The real estate industry doesn’t have a great image, with only two out of five people surveyed being confident of its professionalism. The new settled.govt.nz website aims to not only help Kiwis with buying and selling, but also to raise the profile of the industry.
What should you really be looking for when you visit an open home? Can you spot a leaky home? How do tenders work, and can you afford it?
A new website launched today by industry regulator the Real Estate Authority (REA) spells it all out.
Settled.govt.nz answers all the questions you may want to ask before you buy or sell a house. And it has been welcomed by Consumer NZ deputy CEO Karen McDonald.
“Buying or selling a home is one of the biggest financial decisions many Kiwis will ever make, with the potential to hugely impact their life. An independent resource, such as settled.govt.nz goes a long way to help Kiwis make informed decisions, and help them avoid blunders that could cost them dearly in the long run.”
But the website also aims to raise the profile of the industry, which rated poorly in a recent survey by the REA.
The survey showed that just two out of five Kiwis are confident the real estate industry is professional. About one in five is confident it’s transparent.

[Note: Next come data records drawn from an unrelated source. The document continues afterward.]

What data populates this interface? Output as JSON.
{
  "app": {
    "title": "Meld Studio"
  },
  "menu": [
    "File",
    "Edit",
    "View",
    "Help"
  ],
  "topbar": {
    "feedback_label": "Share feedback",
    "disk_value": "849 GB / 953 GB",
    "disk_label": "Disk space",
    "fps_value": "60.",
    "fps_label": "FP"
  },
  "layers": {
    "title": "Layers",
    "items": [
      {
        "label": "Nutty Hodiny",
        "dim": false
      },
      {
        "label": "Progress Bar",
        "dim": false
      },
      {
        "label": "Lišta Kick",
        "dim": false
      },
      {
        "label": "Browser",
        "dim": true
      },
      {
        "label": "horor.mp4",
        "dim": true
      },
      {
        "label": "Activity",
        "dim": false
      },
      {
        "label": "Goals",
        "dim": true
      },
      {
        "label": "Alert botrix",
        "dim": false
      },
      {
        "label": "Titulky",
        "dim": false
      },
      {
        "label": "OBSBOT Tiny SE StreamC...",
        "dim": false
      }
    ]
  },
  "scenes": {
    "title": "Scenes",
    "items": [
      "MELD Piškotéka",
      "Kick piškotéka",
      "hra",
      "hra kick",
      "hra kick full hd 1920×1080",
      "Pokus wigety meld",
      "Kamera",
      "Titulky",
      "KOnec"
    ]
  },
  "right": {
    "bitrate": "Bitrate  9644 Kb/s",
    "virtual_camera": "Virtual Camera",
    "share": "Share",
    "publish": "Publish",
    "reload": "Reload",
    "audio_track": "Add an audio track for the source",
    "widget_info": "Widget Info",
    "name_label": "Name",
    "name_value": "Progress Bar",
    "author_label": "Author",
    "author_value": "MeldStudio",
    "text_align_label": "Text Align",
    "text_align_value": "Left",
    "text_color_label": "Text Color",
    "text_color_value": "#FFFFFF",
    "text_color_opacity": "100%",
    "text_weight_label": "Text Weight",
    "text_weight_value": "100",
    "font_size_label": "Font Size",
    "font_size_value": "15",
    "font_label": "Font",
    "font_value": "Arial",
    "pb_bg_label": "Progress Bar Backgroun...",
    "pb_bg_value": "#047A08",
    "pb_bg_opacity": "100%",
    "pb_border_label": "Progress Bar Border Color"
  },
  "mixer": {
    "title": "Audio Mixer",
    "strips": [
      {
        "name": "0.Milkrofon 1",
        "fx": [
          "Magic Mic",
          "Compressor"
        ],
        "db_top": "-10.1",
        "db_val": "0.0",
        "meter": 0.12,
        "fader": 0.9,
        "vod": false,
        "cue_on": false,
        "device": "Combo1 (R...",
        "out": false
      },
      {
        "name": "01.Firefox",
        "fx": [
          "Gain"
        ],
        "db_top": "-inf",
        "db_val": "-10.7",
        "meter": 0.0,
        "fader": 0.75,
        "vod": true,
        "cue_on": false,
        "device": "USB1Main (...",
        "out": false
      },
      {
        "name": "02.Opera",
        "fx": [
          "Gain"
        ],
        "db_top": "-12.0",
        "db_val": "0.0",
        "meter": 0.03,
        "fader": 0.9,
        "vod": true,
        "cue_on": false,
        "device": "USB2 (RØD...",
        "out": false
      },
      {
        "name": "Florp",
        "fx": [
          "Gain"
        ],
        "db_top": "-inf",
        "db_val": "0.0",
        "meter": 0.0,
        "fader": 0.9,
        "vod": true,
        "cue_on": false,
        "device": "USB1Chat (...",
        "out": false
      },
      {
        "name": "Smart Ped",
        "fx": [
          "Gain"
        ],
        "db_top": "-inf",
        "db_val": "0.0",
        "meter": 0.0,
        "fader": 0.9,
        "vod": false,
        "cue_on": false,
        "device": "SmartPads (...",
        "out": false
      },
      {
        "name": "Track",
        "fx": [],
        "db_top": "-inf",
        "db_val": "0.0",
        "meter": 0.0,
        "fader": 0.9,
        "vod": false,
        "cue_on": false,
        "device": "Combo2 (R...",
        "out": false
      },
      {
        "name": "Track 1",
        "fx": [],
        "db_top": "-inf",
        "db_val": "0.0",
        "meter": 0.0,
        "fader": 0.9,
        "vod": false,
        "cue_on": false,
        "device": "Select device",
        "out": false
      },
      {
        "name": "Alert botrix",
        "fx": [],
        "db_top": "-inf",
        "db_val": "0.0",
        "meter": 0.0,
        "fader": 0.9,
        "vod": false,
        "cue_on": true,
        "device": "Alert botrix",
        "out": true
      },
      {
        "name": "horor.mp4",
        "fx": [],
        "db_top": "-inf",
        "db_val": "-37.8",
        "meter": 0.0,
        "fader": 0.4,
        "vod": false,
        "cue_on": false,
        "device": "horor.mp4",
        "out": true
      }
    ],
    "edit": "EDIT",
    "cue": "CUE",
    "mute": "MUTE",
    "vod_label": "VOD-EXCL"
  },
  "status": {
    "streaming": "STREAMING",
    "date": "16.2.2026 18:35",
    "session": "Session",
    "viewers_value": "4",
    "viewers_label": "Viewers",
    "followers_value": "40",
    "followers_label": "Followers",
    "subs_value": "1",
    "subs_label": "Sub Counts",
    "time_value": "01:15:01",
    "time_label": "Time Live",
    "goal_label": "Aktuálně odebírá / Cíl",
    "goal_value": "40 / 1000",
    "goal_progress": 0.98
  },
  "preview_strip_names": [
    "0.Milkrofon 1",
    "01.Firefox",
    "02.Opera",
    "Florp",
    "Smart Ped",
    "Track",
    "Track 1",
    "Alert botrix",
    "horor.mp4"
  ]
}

In 2017, real estate agents providing incorrect or misleading information topped the issues raised in consumer complaints and inquiries to the REA. Failure to disclose defects or other important information about a property was the second most common issue raised. Advertising faux pas, poor customer service, and incorrect sale and purchase agreements rounded out the top five.
McDonald says a recent Consumer NZ survey shows how heavily decisions around home ownership affect people’s lives. “Three in five homeowners with a mortgage were just getting by or finding it difficult on their present income, and a third had cut back spending on essentials such as groceries or power.”
Settled.govt.nz provides five-step information modules on buying and also selling a home. These include detailed information about leaky homes and problem building materials, private sales, marketing, auctions, sale and purchase agreements and finances. There are extensive checklists of what to look for during a viewing, how to present your home for sale and how to deal with offers.
Much of the information is provided in quiz format, but the answers are immediate and accompanied by explanations.